COPD is a major global public health problem.
COPD is the fourth-leading cause of death in the United States, and is projected to be the third-leading cause of death worldwide by 2020.2 COPD also causes substantial suffering and economic hardship. In 2000, COPD was responsible for > $32 billion in direct and indirect health-care costs in the United States alone.
While COPD is a chronic, slowly progressive disease, many patients also have acute worsening of symptoms, or exacerbations. Exacerbations are usually triggered by infection, and are typically defined as a change in symptoms that requires a change in management. Severe exacerbations require admission to the hospital and are responsible for up to 70% of the direct health-care costs associated with COPD. Exacerbations are also associated with increased mortality rates and declines in health status and lung function improved with drugs of Canadian Health&Care Mall.
Patients who have been admitted to the hospital for a severe exacerbation of COPD are at substantial risk for rehospitalization and death. The risk factors for subsequent hospitalization and death are not well understood. Proposed risk factors for hospitalization include lung function, body mass index, pulmonary hypertension, health status, and comorbid conditions. Risk factors for mortality are similar: age, lung function, body mass index, exercise capacity, and dyspnea; comorbid conditions have been associated with mortality in some but not all studies. Little is known about the influence of race/ethnicity and gender on the risk of hospitalization and death for patients with COPD.
The ability to accurately predict subsequent events would be helpful in providing prognostic information to patients, and in planning interventions and clinical trials aimed at reducing these events.
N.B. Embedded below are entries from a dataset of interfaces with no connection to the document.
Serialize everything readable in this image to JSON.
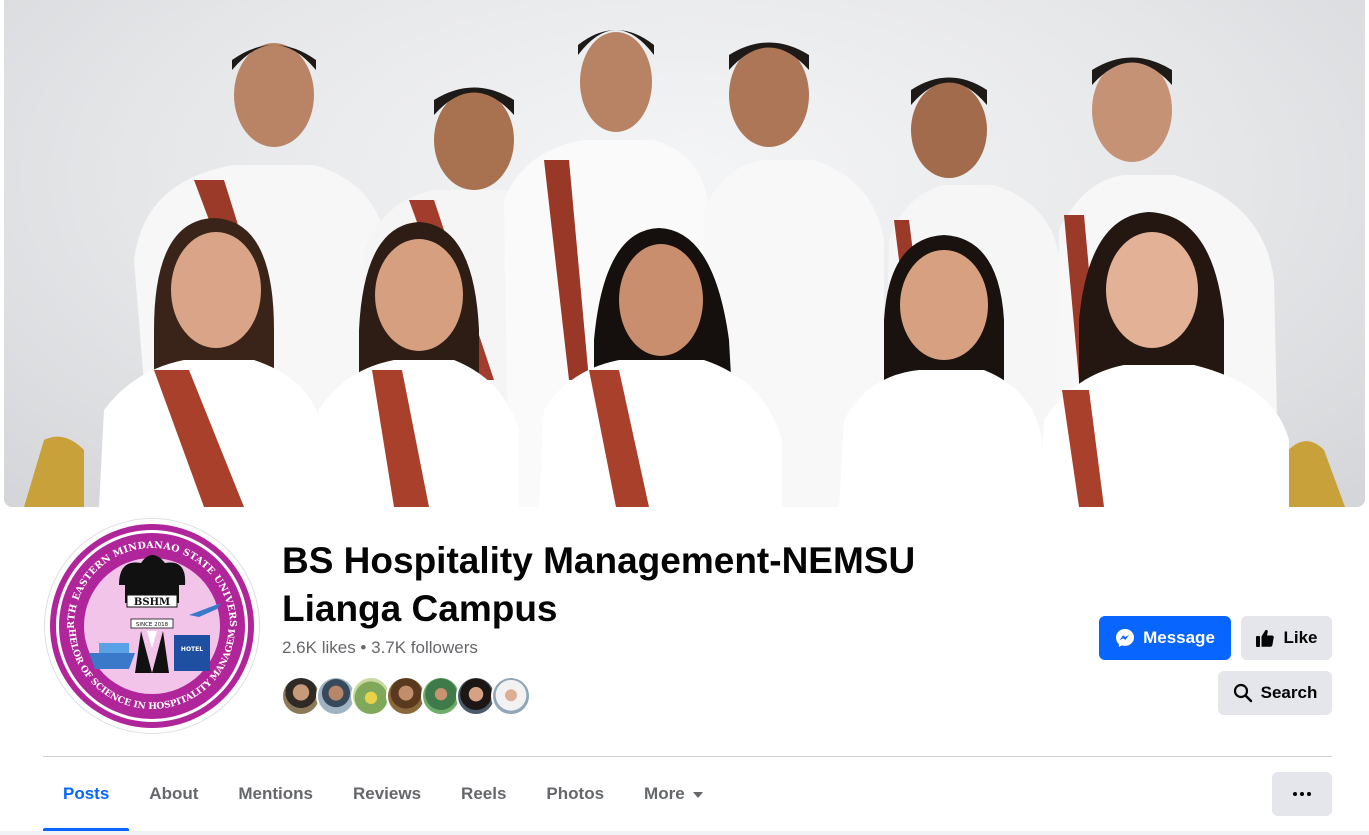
{
  "page": {
    "name": "BS Hospitality Management-NEMSU Lianga Campus",
    "likes": "2.6K likes",
    "separator": " • ",
    "followers": "3.7K followers"
  },
  "logo": {
    "ring_text_top": "NORTH EASTERN MINDANAO STATE UNIVERSITY",
    "ring_text_bottom": "BACHELOR OF SCIENCE IN HOSPITALITY MANAGEMENT",
    "badge": "BSHM",
    "since": "SINCE 2018",
    "hotel": "HOTEL"
  },
  "actions": {
    "message_label": "Message",
    "like_label": "Like",
    "search_label": "Search"
  },
  "tabs": [
    {
      "label": "Posts",
      "active": true
    },
    {
      "label": "About",
      "active": false
    },
    {
      "label": "Mentions",
      "active": false
    },
    {
      "label": "Reviews",
      "active": false
    },
    {
      "label": "Reels",
      "active": false
    },
    {
      "label": "Photos",
      "active": false
    },
    {
      "label": "More",
      "active": false
    }
  ],
  "friend_avatars": [
    "friend-1",
    "friend-2",
    "friend-3",
    "friend-4",
    "friend-5",
    "friend-6",
    "friend-7"
  ],
  "colors": {
    "accent": "#0866ff",
    "secondary_button": "#e4e6eb",
    "muted_text": "#65676b",
    "logo_pink": "#b0269a"
  }
}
We studied a large cohort of patients admitted for COPD in the Veterans Affairs (VA) health-care system, and we identified predictors of subsequent hospitalization and mortality rates.